[Opening Stored data section]
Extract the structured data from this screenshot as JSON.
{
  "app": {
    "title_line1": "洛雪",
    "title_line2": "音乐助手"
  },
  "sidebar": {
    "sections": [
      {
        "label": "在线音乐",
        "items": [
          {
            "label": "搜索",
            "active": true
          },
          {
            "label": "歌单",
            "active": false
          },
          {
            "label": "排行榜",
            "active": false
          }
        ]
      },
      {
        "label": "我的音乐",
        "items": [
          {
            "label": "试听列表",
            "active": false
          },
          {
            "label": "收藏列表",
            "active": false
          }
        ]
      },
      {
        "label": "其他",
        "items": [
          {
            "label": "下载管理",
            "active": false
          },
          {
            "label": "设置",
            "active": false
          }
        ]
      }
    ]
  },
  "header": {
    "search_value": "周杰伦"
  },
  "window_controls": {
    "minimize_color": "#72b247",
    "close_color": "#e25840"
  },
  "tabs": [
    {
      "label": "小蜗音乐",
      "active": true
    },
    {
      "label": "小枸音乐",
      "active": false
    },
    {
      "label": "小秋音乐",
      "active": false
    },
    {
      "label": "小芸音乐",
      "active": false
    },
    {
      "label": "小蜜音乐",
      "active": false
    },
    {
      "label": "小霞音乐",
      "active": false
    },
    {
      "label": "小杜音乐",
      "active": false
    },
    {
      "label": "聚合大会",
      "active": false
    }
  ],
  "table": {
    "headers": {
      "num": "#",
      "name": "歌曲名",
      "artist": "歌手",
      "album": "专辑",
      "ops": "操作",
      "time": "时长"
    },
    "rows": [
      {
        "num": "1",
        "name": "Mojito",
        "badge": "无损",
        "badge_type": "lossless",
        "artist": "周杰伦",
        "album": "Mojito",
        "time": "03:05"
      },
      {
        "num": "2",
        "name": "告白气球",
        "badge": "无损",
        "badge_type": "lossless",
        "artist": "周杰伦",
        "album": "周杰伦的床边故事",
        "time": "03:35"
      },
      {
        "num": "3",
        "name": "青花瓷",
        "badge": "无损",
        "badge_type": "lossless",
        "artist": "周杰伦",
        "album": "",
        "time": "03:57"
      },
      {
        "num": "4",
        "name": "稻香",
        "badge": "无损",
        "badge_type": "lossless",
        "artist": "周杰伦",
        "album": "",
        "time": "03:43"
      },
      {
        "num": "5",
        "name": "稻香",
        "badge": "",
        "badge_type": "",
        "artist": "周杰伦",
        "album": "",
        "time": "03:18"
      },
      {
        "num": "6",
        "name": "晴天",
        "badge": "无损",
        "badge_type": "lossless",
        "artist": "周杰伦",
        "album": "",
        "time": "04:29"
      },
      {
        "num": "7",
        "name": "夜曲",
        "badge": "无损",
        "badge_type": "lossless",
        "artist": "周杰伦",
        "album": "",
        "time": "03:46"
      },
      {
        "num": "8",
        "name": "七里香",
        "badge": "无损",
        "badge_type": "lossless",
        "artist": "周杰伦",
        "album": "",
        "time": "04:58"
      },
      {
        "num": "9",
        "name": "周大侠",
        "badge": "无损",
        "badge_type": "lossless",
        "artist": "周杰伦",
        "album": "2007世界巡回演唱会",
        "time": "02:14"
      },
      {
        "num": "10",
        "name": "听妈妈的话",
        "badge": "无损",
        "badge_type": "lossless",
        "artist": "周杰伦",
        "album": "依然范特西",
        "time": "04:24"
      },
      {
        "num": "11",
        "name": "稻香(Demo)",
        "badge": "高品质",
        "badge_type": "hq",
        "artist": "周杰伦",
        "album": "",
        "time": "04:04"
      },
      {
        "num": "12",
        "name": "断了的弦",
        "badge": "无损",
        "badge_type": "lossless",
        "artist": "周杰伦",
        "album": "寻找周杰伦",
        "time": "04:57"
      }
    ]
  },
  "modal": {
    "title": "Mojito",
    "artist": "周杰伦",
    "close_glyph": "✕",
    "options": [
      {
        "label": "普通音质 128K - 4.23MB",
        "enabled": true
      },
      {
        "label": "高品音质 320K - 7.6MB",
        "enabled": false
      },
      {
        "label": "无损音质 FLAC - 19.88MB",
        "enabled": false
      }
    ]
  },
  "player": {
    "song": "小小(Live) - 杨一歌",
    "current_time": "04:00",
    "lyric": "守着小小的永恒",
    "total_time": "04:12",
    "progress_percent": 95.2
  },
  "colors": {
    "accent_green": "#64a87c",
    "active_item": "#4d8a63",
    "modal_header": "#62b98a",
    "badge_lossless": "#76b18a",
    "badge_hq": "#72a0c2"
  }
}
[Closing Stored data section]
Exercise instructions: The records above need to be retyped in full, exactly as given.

Finished exercise:
Extract the structured data from this screenshot as JSON.
{
  "app": {
    "title_line1": "洛雪",
    "title_line2": "音乐助手"
  },
  "sidebar": {
    "sections": [
      {
        "label": "在线音乐",
        "items": [
          {
            "label": "搜索",
            "active": true
          },
          {
            "label": "歌单",
            "active": false
          },
          {
            "label": "排行榜",
            "active": false
          }
        ]
      },
      {
        "label": "我的音乐",
        "items": [
          {
            "label": "试听列表",
            "active": false
          },
          {
            "label": "收藏列表",
            "active": false
          }
        ]
      },
      {
        "label": "其他",
        "items": [
          {
            "label": "下载管理",
            "active": false
          },
          {
            "label": "设置",
            "active": false
          }
        ]
      }
    ]
  },
  "header": {
    "search_value": "周杰伦"
  },
  "window_controls": {
    "minimize_color": "#72b247",
    "close_color": "#e25840"
  },
  "tabs": [
    {
      "label": "小蜗音乐",
      "active": true
    },
    {
      "label": "小枸音乐",
      "active": false
    },
    {
      "label": "小秋音乐",
      "active": false
    },
    {
      "label": "小芸音乐",
      "active": false
    },
    {
      "label": "小蜜音乐",
      "active": false
    },
    {
      "label": "小霞音乐",
      "active": false
    },
    {
      "label": "小杜音乐",
      "active": false
    },
    {
      "label": "聚合大会",
      "active": false
    }
  ],
  "table": {
    "headers": {
      "num": "#",
      "name": "歌曲名",
      "artist": "歌手",
      "album": "专辑",
      "ops": "操作",
      "time": "时长"
    },
    "rows": [
      {
        "num": "1",
        "name": "Mojito",
        "badge": "无损",
        "badge_type": "lossless",
        "artist": "周杰伦",
        "album": "Mojito",
        "time": "03:05"
      },
      {
        "num": "2",
        "name": "告白气球",
        "badge": "无损",
        "badge_type": "lossless",
        "artist": "周杰伦",
        "album": "周杰伦的床边故事",
        "time": "03:35"
      },
      {
        "num": "3",
        "name": "青花瓷",
        "badge": "无损",
        "badge_type": "lossless",
        "artist": "周杰伦",
        "album": "",
        "time": "03:57"
      },
      {
        "num": "4",
        "name": "稻香",
        "badge": "无损",
        "badge_type": "lossless",
        "artist": "周杰伦",
        "album": "",
        "time": "03:43"
      },
      {
        "num": "5",
        "name": "稻香",
        "badge": "",
        "badge_type": "",
        "artist": "周杰伦",
        "album": "",
        "time": "03:18"
      },
      {
        "num": "6",
        "name": "晴天",
        "badge": "无损",
        "badge_type": "lossless",
        "artist": "周杰伦",
        "album": "",
        "time": "04:29"
      },
      {
        "num": "7",
        "name": "夜曲",
        "badge": "无损",
        "badge_type": "lossless",
        "artist": "周杰伦",
        "album": "",
        "time": "03:46"
      },
      {
        "num": "8",
        "name": "七里香",
        "badge": "无损",
        "badge_type": "lossless",
        "artist": "周杰伦",
        "album": "",
        "time": "04:58"
      },
      {
        "num": "9",
        "name": "周大侠",
        "badge": "无损",
        "badge_type": "lossless",
        "artist": "周杰伦",
        "album": "2007世界巡回演唱会",
        "time": "02:14"
      },
      {
        "num": "10",
        "name": "听妈妈的话",
        "badge": "无损",
        "badge_type": "lossless",
        "artist": "周杰伦",
        "album": "依然范特西",
        "time": "04:24"
      },
      {
        "num": "11",
        "name": "稻香(Demo)",
        "badge": "高品质",
        "badge_type": "hq",
        "artist": "周杰伦",
        "album": "",
        "time": "04:04"
      },
      {
        "num": "12",
        "name": "断了的弦",
        "badge": "无损",
        "badge_type": "lossless",
        "artist": "周杰伦",
        "album": "寻找周杰伦",
        "time": "04:57"
      }
    ]
  },
  "modal": {
    "title": "Mojito",
    "artist": "周杰伦",
    "close_glyph": "✕",
    "options": [
      {
        "label": "普通音质 128K - 4.23MB",
        "enabled": true
      },
      {
        "label": "高品音质 320K - 7.6MB",
        "enabled": false
      },
      {
        "label": "无损音质 FLAC - 19.88MB",
        "enabled": false
      }
    ]
  },
  "player": {
    "song": "小小(Live) - 杨一歌",
    "current_time": "04:00",
    "lyric": "守着小小的永恒",
    "total_time": "04:12",
    "progress_percent": 95.2
  },
  "colors": {
    "accent_green": "#64a87c",
    "active_item": "#4d8a63",
    "modal_header": "#62b98a",
    "badge_lossless": "#76b18a",
    "badge_hq": "#72a0c2"
  }
}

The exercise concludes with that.